Summer has officially come to an end, and now it is time to look ahead to the exciting change of seasons. The colorful leaves and chilly weather has everyone in the season spirit. The upcoming holidays are also on a lot of people’s minds as the end of the year approaches. This is usually a happy time of year, and no one wants to think about keeping their roofs from leaking, or even about a roof that is already leaking. However, now is the best time to take care of any roof leaks because the frigid winters in the Hudson Valley make roof conditions too dangerous to work on until spring comes around again.

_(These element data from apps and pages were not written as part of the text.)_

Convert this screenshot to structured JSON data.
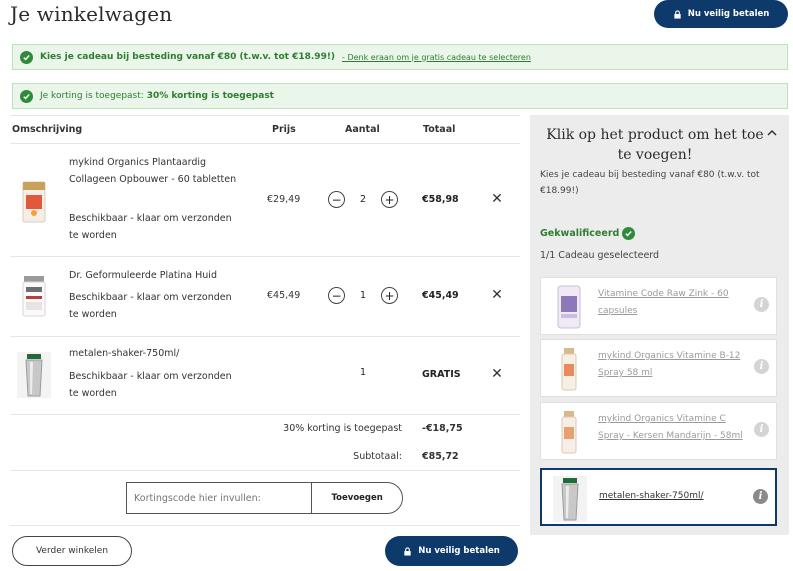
{
  "header": {
    "title": "Je winkelwagen",
    "pay_label": "Nu veilig betalen"
  },
  "banners": {
    "gift_text": "Kies je cadeau bij besteding vanaf €80 (t.w.v. tot €18.99!)",
    "gift_link": "- Denk eraan om je gratis cadeau te selecteren",
    "discount_prefix": "Je korting is toegepast:",
    "discount_text": "30% korting is toegepast"
  },
  "table": {
    "headers": {
      "description": "Omschrijving",
      "price": "Prijs",
      "quantity": "Aantal",
      "total": "Totaal"
    },
    "items": [
      {
        "name": "mykind Organics Plantaardig Collageen Opbouwer - 60 tabletten",
        "status": "Beschikbaar  -  klaar om verzonden te worden",
        "price": "€29,49",
        "qty": "2",
        "total": "€58,98",
        "icon": "collagen-bottle"
      },
      {
        "name": "Dr. Geformuleerde Platina Huid",
        "status": "Beschikbaar  -  klaar om verzonden te worden",
        "price": "€45,49",
        "qty": "1",
        "total": "€45,49",
        "icon": "platinum-bottle"
      },
      {
        "name": "metalen-shaker-750ml/",
        "status": "Beschikbaar  -  klaar om verzonden te worden",
        "price": "",
        "qty": "1",
        "total": "GRATIS",
        "icon": "shaker"
      }
    ],
    "discount_label": "30% korting is toegepast",
    "discount_value": "-€18,75",
    "subtotal_label": "Subtotaal:",
    "subtotal_value": "€85,72"
  },
  "coupon": {
    "placeholder": "Kortingscode hier invullen:",
    "button": "Toevoegen"
  },
  "footer": {
    "continue_label": "Verder winkelen",
    "pay_label": "Nu veilig betalen"
  },
  "gift_panel": {
    "title": "Klik op het product om het toe te voegen!",
    "subtitle": "Kies je cadeau bij besteding vanaf €80 (t.w.v. tot €18.99!)",
    "qualified": "Gekwalificeerd",
    "count": "1/1 Cadeau geselecteerd",
    "items": [
      {
        "name": "Vitamine Code Raw Zink - 60 capsules",
        "selected": false
      },
      {
        "name": "mykind Organics Vitamine B-12 Spray 58 ml",
        "selected": false
      },
      {
        "name": "mykind Organics Vitamine C Spray - Kersen Mandarijn - 58ml",
        "selected": false
      },
      {
        "name": "metalen-shaker-750ml/",
        "selected": true
      }
    ]
  },
  "colors": {
    "accent": "#0e3a6b",
    "success": "#2e8b3a",
    "banner_bg": "#eaf6e9"
  }
}
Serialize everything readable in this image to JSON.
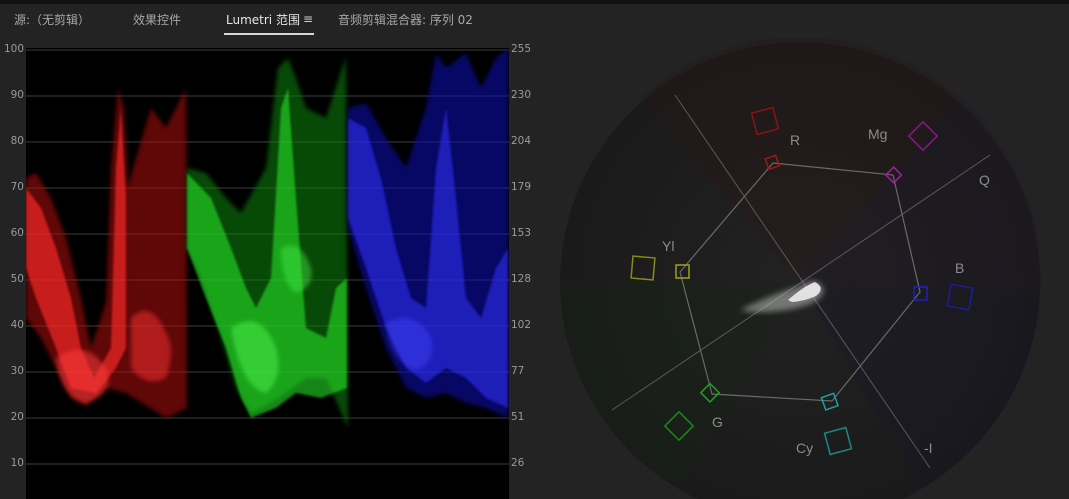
{
  "tabs": [
    {
      "label": "源:（无剪辑）"
    },
    {
      "label": "效果控件"
    },
    {
      "label": "Lumetri 范围"
    },
    {
      "label": "音频剪辑混合器: 序列 02"
    }
  ],
  "active_tab_index": 2,
  "menu_icon": "hamburger-menu-icon",
  "waveform": {
    "mode": "RGB parade",
    "left_scale": [
      "100",
      "90",
      "80",
      "70",
      "60",
      "50",
      "40",
      "30",
      "20",
      "10"
    ],
    "right_scale": [
      "255",
      "230",
      "204",
      "179",
      "153",
      "128",
      "102",
      "77",
      "51",
      "26"
    ],
    "channels": [
      {
        "name": "R",
        "color": "#e01818"
      },
      {
        "name": "G",
        "color": "#22d822"
      },
      {
        "name": "B",
        "color": "#2020e0"
      }
    ]
  },
  "vectorscope": {
    "targets": [
      {
        "label": "R",
        "color": "#b01818"
      },
      {
        "label": "Mg",
        "color": "#a020a0"
      },
      {
        "label": "B",
        "color": "#2020b0"
      },
      {
        "label": "Cy",
        "color": "#20a0a0"
      },
      {
        "label": "G",
        "color": "#20a020"
      },
      {
        "label": "Yl",
        "color": "#a0a020"
      }
    ],
    "axis_labels": [
      "Q",
      "-I"
    ],
    "label_color": "#8c8c8c"
  }
}
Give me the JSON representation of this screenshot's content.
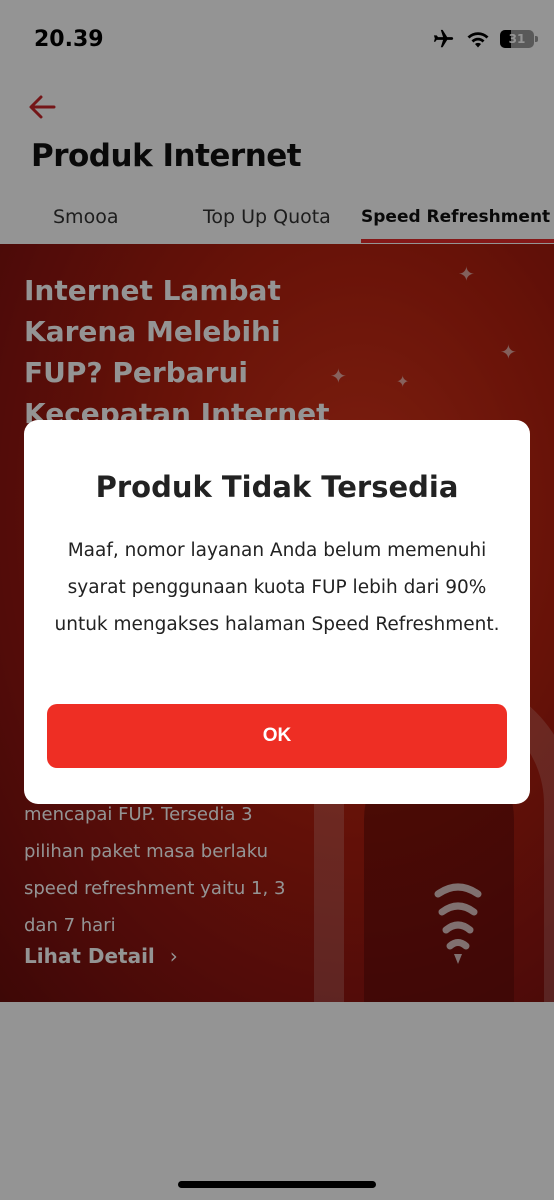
{
  "status_bar": {
    "time": "20.39",
    "battery_level": "31",
    "icons": [
      "airplane-icon",
      "wifi-icon",
      "battery-icon"
    ]
  },
  "header": {
    "title": "Produk Internet"
  },
  "tabs": [
    {
      "label": "Smooa",
      "active": false
    },
    {
      "label": "Top Up Quota",
      "active": false
    },
    {
      "label": "Speed Refreshment",
      "active": true
    }
  ],
  "banner": {
    "headline": "Internet Lambat Karena Melebihi FUP? Perbarui Kecepatan Internet",
    "body": "mencapai FUP. Tersedia 3 pilihan paket masa berlaku speed refreshment yaitu 1, 3 dan 7 hari",
    "detail_link": "Lihat Detail"
  },
  "modal": {
    "title": "Produk Tidak Tersedia",
    "message": "Maaf, nomor layanan Anda belum memenuhi syarat penggunaan kuota FUP lebih dari 90% untuk mengakses halaman Speed Refreshment.",
    "ok_label": "OK"
  },
  "colors": {
    "accent": "#ee2e24",
    "banner_red": "#b3200f",
    "tab_underline": "#e52a2a"
  }
}
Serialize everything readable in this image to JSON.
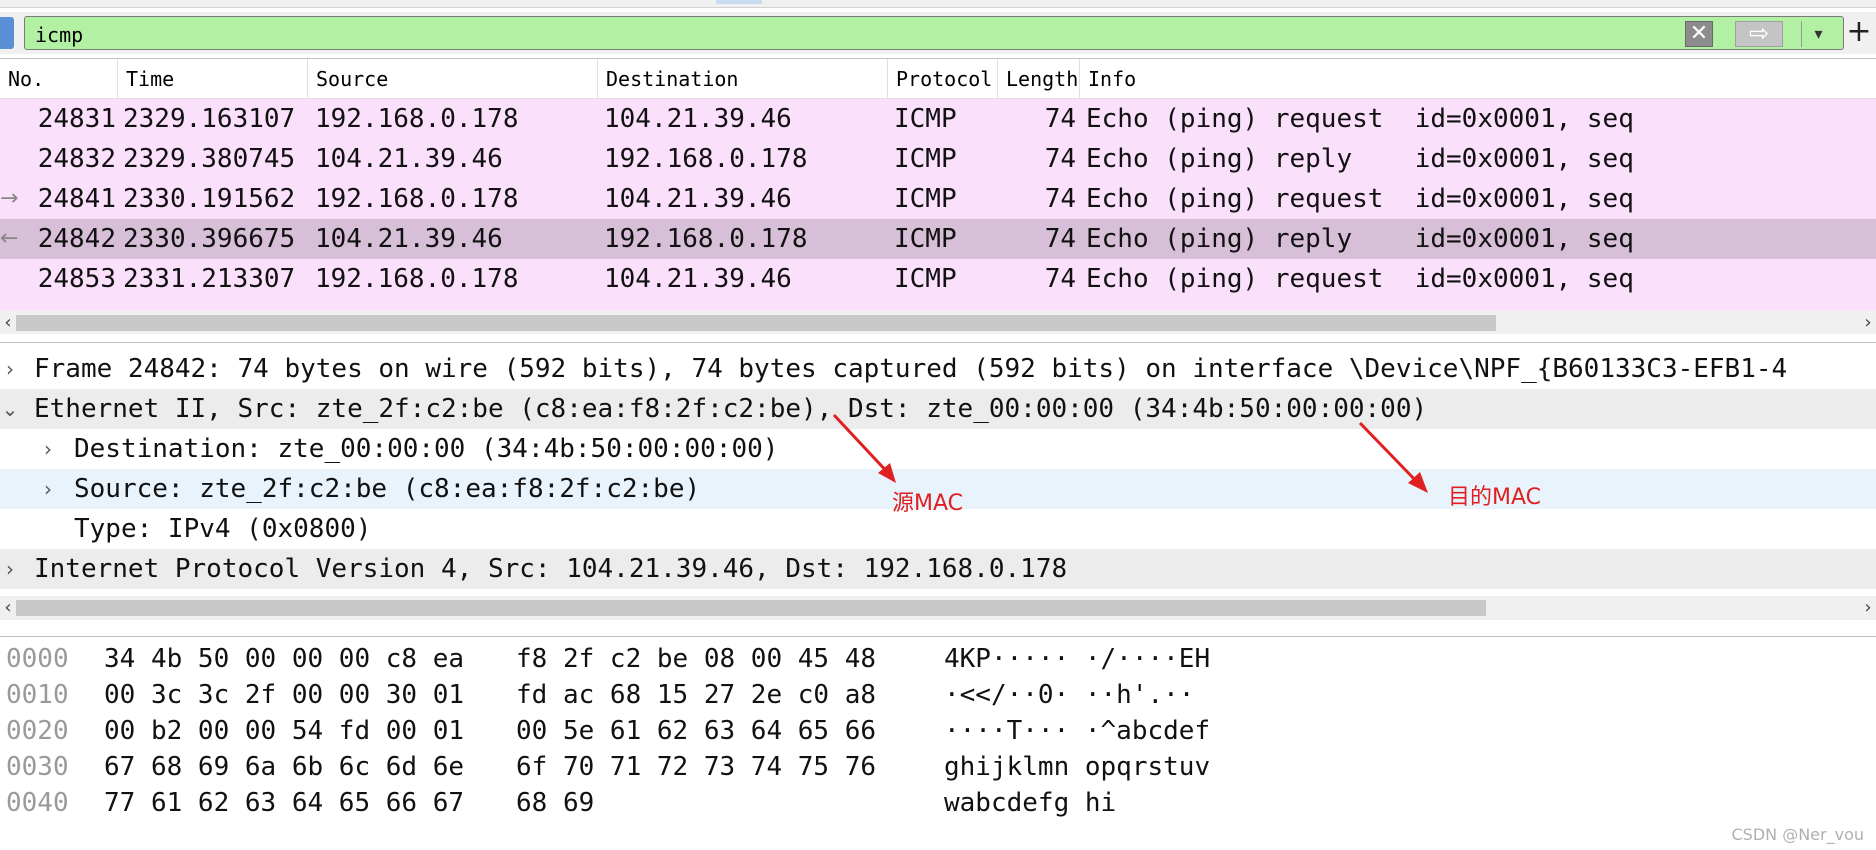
{
  "filter": {
    "value": "icmp",
    "clear_glyph": "✕",
    "apply_glyph": "⇨",
    "dropdown_glyph": "▾",
    "add_glyph": "+"
  },
  "packet_list": {
    "columns": [
      "No.",
      "Time",
      "Source",
      "Destination",
      "Protocol",
      "Length",
      "Info"
    ],
    "rows": [
      {
        "no": "24831",
        "time": "2329.163107",
        "source": "192.168.0.178",
        "destination": "104.21.39.46",
        "protocol": "ICMP",
        "length": "74",
        "info": "Echo (ping) request  id=0x0001, seq"
      },
      {
        "no": "24832",
        "time": "2329.380745",
        "source": "104.21.39.46",
        "destination": "192.168.0.178",
        "protocol": "ICMP",
        "length": "74",
        "info": "Echo (ping) reply    id=0x0001, seq"
      },
      {
        "no": "24841",
        "time": "2330.191562",
        "source": "192.168.0.178",
        "destination": "104.21.39.46",
        "protocol": "ICMP",
        "length": "74",
        "info": "Echo (ping) request  id=0x0001, seq"
      },
      {
        "no": "24842",
        "time": "2330.396675",
        "source": "104.21.39.46",
        "destination": "192.168.0.178",
        "protocol": "ICMP",
        "length": "74",
        "info": "Echo (ping) reply    id=0x0001, seq"
      },
      {
        "no": "24853",
        "time": "2331.213307",
        "source": "192.168.0.178",
        "destination": "104.21.39.46",
        "protocol": "ICMP",
        "length": "74",
        "info": "Echo (ping) request  id=0x0001, seq"
      }
    ]
  },
  "details": {
    "frame": "Frame 24842: 74 bytes on wire (592 bits), 74 bytes captured (592 bits) on interface \\Device\\NPF_{B60133C3-EFB1-4",
    "ethernet": "Ethernet II, Src: zte_2f:c2:be (c8:ea:f8:2f:c2:be), Dst: zte_00:00:00 (34:4b:50:00:00:00)",
    "destination": "Destination: zte_00:00:00 (34:4b:50:00:00:00)",
    "source": "Source: zte_2f:c2:be (c8:ea:f8:2f:c2:be)",
    "type": "Type: IPv4 (0x0800)",
    "ip": "Internet Protocol Version 4, Src: 104.21.39.46, Dst: 192.168.0.178"
  },
  "annotations": {
    "src_mac": "源MAC",
    "dst_mac": "目的MAC",
    "color": "#e02020"
  },
  "bytes": [
    {
      "offset": "0000",
      "hex1": "34 4b 50 00 00 00 c8 ea",
      "hex2": "f8 2f c2 be 08 00 45 48",
      "ascii": "4KP····· ·/····EH"
    },
    {
      "offset": "0010",
      "hex1": "00 3c 3c 2f 00 00 30 01",
      "hex2": "fd ac 68 15 27 2e c0 a8",
      "ascii": "·<</··0· ··h'.··"
    },
    {
      "offset": "0020",
      "hex1": "00 b2 00 00 54 fd 00 01",
      "hex2": "00 5e 61 62 63 64 65 66",
      "ascii": "····T··· ·^abcdef"
    },
    {
      "offset": "0030",
      "hex1": "67 68 69 6a 6b 6c 6d 6e",
      "hex2": "6f 70 71 72 73 74 75 76",
      "ascii": "ghijklmn opqrstuv"
    },
    {
      "offset": "0040",
      "hex1": "77 61 62 63 64 65 66 67",
      "hex2": "68 69",
      "ascii": "wabcdefg hi"
    }
  ],
  "watermark": "CSDN @Ner_vou",
  "colors": {
    "filter_bg": "#b2f0a4",
    "row_bg": "#fbe0fb",
    "row_selected_bg": "#d8bfd8",
    "detail_highlight_bg": "#e8f3fc"
  }
}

Chimneys are responsible for a surprising number of water leaks into the house. Without a chimney cap, water can enter directly through the top of the chimney. If the masonry is improperly sealed, water can travel through the brick and mortar, right into the house. While these issues deserve a column of their own, leaky flashing is the topic of today.

Flashing is a covering used to stop water from leaking beneath the roof shingles. It can be found anywhere the line of the roof ends, such as around dormers or sky lights. Chimney flashing prevents water from leaking in where the chimney protrudes from the roof. Generally made of aluminum, the flashing on a chimney is much more complex than flashing on other areas of the roof. It consists of four woven layers of flashing all sealed with mortar to prevent premature decay.

While the mortar that holds the flashing together holds up longer than other materials some nonprofessionals use on their flashing, it is not indestructible. If not maintained properly, mortar will eventually deteriorate. It is a porous material, so when exposed to water, the mortar absorbs it readily. Then, around winter time, the saturated mortar expands and contracts during the freeze and thaw cycle. This inevitably results in cracks, and in turn, a leaky roof. In order to prevent a leaky roof and to maintain the integrity of the flashing, you can have your mason seal the flashing around the chimney.

Applying a sealant to your flashing keeps the aluminum and the mortar out of direct contact with the elements. The waterproof sealant prevents water from seeping into the mortar or even into your home. For the ambitious do-it-yourself types, be aware that poorly serviced flashing will not last as long as properly maintained flashing, and it could even cost you thousands of dollars in water damage repairs.

If you live in the Hudson Valley area of New York, contact All Seasons Chimney for a professional consultation. Take care of your home and chimney before it is too late.